- **Extracted records**
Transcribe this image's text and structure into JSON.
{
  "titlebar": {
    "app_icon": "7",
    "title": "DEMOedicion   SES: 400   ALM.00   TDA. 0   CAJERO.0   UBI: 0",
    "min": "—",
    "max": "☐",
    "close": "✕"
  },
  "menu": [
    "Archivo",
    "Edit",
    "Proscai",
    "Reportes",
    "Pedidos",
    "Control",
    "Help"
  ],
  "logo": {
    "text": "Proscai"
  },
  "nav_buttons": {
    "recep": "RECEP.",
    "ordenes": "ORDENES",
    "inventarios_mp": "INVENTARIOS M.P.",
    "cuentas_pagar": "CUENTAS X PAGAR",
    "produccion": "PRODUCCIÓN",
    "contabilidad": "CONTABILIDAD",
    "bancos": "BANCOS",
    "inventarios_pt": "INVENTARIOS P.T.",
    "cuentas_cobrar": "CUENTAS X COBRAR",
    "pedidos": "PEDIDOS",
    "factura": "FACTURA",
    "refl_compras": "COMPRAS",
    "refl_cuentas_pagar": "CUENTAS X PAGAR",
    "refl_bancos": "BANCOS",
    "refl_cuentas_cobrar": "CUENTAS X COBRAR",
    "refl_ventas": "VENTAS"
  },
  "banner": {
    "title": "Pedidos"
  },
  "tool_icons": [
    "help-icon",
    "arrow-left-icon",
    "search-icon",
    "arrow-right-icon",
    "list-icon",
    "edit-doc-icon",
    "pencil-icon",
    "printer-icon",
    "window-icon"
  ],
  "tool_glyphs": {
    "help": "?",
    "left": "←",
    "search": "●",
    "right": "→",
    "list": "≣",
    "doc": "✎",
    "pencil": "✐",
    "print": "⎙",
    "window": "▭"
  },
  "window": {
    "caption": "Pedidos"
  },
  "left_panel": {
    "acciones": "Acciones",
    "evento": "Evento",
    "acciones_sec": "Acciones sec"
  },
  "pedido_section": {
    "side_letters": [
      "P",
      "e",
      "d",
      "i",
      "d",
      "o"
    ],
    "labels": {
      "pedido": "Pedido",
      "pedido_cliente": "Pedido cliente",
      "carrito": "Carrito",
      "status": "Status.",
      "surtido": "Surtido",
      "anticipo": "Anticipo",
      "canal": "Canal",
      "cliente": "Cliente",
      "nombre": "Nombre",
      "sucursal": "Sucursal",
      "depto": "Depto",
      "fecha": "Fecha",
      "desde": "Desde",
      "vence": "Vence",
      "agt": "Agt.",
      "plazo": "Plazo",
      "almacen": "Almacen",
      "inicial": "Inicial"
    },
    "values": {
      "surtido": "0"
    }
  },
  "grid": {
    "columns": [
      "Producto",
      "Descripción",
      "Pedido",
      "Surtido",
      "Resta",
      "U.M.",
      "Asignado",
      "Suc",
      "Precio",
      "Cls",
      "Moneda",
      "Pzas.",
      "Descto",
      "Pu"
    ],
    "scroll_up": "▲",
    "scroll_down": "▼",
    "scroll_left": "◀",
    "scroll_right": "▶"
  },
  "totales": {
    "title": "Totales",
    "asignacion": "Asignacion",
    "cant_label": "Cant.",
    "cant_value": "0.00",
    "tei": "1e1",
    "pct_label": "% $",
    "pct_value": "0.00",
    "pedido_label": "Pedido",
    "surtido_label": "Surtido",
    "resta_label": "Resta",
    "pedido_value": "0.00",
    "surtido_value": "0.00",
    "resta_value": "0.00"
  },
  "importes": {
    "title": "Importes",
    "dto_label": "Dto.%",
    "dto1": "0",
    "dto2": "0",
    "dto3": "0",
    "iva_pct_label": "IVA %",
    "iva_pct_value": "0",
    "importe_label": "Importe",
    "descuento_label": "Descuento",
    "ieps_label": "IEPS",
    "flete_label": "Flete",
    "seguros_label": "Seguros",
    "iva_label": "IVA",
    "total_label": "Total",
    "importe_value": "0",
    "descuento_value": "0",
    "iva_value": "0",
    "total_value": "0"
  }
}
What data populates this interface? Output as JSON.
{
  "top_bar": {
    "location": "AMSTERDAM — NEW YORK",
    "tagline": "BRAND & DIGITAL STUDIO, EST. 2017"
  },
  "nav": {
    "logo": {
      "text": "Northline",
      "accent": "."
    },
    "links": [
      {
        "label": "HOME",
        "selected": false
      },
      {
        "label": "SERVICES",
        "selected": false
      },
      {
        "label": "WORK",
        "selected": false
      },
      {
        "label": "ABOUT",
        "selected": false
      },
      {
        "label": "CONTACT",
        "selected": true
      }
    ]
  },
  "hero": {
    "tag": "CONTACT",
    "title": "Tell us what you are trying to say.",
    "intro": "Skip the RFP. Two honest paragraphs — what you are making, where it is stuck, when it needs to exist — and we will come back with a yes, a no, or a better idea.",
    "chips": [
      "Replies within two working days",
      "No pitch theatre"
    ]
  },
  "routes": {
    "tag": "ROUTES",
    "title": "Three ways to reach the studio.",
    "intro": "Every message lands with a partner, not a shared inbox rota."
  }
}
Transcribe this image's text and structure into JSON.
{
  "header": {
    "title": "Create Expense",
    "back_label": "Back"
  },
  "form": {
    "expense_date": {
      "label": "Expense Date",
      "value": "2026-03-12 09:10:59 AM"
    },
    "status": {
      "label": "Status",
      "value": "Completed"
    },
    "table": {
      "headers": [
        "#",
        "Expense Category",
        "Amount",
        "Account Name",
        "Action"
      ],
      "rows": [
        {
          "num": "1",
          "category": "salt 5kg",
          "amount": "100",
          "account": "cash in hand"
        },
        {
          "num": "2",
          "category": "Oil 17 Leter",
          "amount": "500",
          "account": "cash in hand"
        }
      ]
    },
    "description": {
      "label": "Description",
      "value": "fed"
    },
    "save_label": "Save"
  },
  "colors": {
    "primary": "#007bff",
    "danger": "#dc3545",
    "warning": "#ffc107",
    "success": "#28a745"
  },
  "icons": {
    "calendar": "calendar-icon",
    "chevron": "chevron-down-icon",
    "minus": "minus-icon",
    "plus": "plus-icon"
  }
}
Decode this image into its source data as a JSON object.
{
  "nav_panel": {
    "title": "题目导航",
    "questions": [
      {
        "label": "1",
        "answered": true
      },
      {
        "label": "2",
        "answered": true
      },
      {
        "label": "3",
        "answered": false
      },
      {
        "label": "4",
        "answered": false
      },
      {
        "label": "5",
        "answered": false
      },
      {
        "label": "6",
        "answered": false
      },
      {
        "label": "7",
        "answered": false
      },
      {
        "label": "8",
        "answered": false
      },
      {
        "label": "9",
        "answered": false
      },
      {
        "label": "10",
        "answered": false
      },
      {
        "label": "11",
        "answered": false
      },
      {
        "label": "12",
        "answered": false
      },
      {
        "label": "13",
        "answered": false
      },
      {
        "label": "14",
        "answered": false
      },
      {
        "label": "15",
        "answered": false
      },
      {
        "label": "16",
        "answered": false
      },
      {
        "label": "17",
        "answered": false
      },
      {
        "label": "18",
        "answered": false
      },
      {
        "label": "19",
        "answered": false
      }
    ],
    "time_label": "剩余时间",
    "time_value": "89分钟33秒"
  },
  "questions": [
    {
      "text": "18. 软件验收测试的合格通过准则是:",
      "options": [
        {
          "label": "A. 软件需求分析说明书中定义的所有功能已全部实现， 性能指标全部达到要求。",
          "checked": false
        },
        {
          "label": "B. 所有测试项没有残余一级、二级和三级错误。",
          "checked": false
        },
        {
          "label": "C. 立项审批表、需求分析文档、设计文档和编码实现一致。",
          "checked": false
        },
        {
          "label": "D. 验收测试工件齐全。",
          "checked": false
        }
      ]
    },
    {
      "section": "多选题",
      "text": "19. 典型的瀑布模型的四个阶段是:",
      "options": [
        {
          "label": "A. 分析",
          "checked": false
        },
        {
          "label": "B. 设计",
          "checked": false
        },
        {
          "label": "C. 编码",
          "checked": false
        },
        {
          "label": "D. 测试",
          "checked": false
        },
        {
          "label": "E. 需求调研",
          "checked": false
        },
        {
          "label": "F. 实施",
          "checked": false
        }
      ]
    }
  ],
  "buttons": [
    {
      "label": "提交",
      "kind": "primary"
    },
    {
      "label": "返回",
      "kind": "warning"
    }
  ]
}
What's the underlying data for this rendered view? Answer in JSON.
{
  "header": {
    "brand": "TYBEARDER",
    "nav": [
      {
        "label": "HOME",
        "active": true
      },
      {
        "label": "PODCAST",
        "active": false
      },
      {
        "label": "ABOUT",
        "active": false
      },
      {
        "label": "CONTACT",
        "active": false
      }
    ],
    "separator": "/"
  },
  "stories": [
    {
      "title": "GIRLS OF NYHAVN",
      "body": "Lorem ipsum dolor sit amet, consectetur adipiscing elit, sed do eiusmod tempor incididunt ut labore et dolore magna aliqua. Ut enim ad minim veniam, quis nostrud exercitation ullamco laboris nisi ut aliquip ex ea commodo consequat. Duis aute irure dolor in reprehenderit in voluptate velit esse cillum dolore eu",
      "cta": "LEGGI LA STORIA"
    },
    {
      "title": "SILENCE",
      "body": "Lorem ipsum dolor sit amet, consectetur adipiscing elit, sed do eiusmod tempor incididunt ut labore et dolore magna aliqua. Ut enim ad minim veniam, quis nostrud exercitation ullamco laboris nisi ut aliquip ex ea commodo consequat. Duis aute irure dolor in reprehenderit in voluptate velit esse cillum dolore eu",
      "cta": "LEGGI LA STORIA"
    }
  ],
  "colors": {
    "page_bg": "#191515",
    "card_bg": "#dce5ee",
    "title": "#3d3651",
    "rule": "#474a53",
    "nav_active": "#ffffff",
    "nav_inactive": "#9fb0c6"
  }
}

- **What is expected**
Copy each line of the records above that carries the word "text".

- **Written reply**
Transcribe this image's text and structure into JSON.
    "text": "Proscai"
      "text": "Northline",
Transcribe this image's text and structure into JSON.
      "text": "18. 软件验收测试的合格通过准则是:",
      "text": "19. 典型的瀑布模型的四个阶段是:",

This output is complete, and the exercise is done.